*** Opening Input records ***
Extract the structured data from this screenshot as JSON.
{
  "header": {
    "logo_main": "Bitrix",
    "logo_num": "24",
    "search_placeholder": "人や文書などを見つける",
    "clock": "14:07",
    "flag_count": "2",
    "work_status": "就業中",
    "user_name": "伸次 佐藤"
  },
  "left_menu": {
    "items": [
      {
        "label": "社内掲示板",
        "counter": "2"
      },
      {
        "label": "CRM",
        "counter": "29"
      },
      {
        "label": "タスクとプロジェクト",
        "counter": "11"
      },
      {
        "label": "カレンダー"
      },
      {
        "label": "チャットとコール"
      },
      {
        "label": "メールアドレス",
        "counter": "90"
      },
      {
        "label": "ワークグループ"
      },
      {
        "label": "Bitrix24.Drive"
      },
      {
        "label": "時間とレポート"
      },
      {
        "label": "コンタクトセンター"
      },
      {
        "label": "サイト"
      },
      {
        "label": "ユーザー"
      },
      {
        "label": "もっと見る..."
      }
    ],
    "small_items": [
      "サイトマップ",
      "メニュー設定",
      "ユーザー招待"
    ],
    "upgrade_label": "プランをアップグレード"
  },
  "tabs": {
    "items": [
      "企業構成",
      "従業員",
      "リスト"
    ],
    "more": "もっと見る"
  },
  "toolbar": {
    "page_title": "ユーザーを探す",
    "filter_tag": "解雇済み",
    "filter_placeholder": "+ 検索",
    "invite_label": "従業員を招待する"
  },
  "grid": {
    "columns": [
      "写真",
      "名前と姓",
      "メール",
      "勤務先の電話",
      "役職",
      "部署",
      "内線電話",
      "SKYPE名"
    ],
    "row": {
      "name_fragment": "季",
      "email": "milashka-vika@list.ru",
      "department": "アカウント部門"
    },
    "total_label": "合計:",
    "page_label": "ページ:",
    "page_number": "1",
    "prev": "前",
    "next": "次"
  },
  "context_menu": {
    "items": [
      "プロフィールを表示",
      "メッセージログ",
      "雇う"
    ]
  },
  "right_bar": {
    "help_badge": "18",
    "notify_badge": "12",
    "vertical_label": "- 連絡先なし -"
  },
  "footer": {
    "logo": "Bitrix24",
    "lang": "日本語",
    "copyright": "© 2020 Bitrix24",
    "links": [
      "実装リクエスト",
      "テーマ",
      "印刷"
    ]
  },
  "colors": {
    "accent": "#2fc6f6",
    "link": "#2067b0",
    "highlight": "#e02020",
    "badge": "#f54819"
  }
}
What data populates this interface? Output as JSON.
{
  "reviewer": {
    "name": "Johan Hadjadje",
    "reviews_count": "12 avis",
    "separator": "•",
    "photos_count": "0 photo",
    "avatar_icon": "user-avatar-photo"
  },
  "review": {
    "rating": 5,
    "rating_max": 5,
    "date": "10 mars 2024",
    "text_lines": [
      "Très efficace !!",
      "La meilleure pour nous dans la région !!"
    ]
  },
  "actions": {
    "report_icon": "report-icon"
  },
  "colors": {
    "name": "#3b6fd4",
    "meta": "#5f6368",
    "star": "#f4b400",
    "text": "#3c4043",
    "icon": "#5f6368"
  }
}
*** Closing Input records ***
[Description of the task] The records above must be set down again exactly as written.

[Answer to this problem]
Extract the structured data from this screenshot as JSON.
{
  "header": {
    "logo_main": "Bitrix",
    "logo_num": "24",
    "search_placeholder": "人や文書などを見つける",
    "clock": "14:07",
    "flag_count": "2",
    "work_status": "就業中",
    "user_name": "伸次 佐藤"
  },
  "left_menu": {
    "items": [
      {
        "label": "社内掲示板",
        "counter": "2"
      },
      {
        "label": "CRM",
        "counter": "29"
      },
      {
        "label": "タスクとプロジェクト",
        "counter": "11"
      },
      {
        "label": "カレンダー"
      },
      {
        "label": "チャットとコール"
      },
      {
        "label": "メールアドレス",
        "counter": "90"
      },
      {
        "label": "ワークグループ"
      },
      {
        "label": "Bitrix24.Drive"
      },
      {
        "label": "時間とレポート"
      },
      {
        "label": "コンタクトセンター"
      },
      {
        "label": "サイト"
      },
      {
        "label": "ユーザー"
      },
      {
        "label": "もっと見る..."
      }
    ],
    "small_items": [
      "サイトマップ",
      "メニュー設定",
      "ユーザー招待"
    ],
    "upgrade_label": "プランをアップグレード"
  },
  "tabs": {
    "items": [
      "企業構成",
      "従業員",
      "リスト"
    ],
    "more": "もっと見る"
  },
  "toolbar": {
    "page_title": "ユーザーを探す",
    "filter_tag": "解雇済み",
    "filter_placeholder": "+ 検索",
    "invite_label": "従業員を招待する"
  },
  "grid": {
    "columns": [
      "写真",
      "名前と姓",
      "メール",
      "勤務先の電話",
      "役職",
      "部署",
      "内線電話",
      "SKYPE名"
    ],
    "row": {
      "name_fragment": "季",
      "email": "milashka-vika@list.ru",
      "department": "アカウント部門"
    },
    "total_label": "合計:",
    "page_label": "ページ:",
    "page_number": "1",
    "prev": "前",
    "next": "次"
  },
  "context_menu": {
    "items": [
      "プロフィールを表示",
      "メッセージログ",
      "雇う"
    ]
  },
  "right_bar": {
    "help_badge": "18",
    "notify_badge": "12",
    "vertical_label": "- 連絡先なし -"
  },
  "footer": {
    "logo": "Bitrix24",
    "lang": "日本語",
    "copyright": "© 2020 Bitrix24",
    "links": [
      "実装リクエスト",
      "テーマ",
      "印刷"
    ]
  },
  "colors": {
    "accent": "#2fc6f6",
    "link": "#2067b0",
    "highlight": "#e02020",
    "badge": "#f54819"
  }
}
What data populates this interface? Output as JSON.
{
  "reviewer": {
    "name": "Johan Hadjadje",
    "reviews_count": "12 avis",
    "separator": "•",
    "photos_count": "0 photo",
    "avatar_icon": "user-avatar-photo"
  },
  "review": {
    "rating": 5,
    "rating_max": 5,
    "date": "10 mars 2024",
    "text_lines": [
      "Très efficace !!",
      "La meilleure pour nous dans la région !!"
    ]
  },
  "actions": {
    "report_icon": "report-icon"
  },
  "colors": {
    "name": "#3b6fd4",
    "meta": "#5f6368",
    "star": "#f4b400",
    "text": "#3c4043",
    "icon": "#5f6368"
  }
}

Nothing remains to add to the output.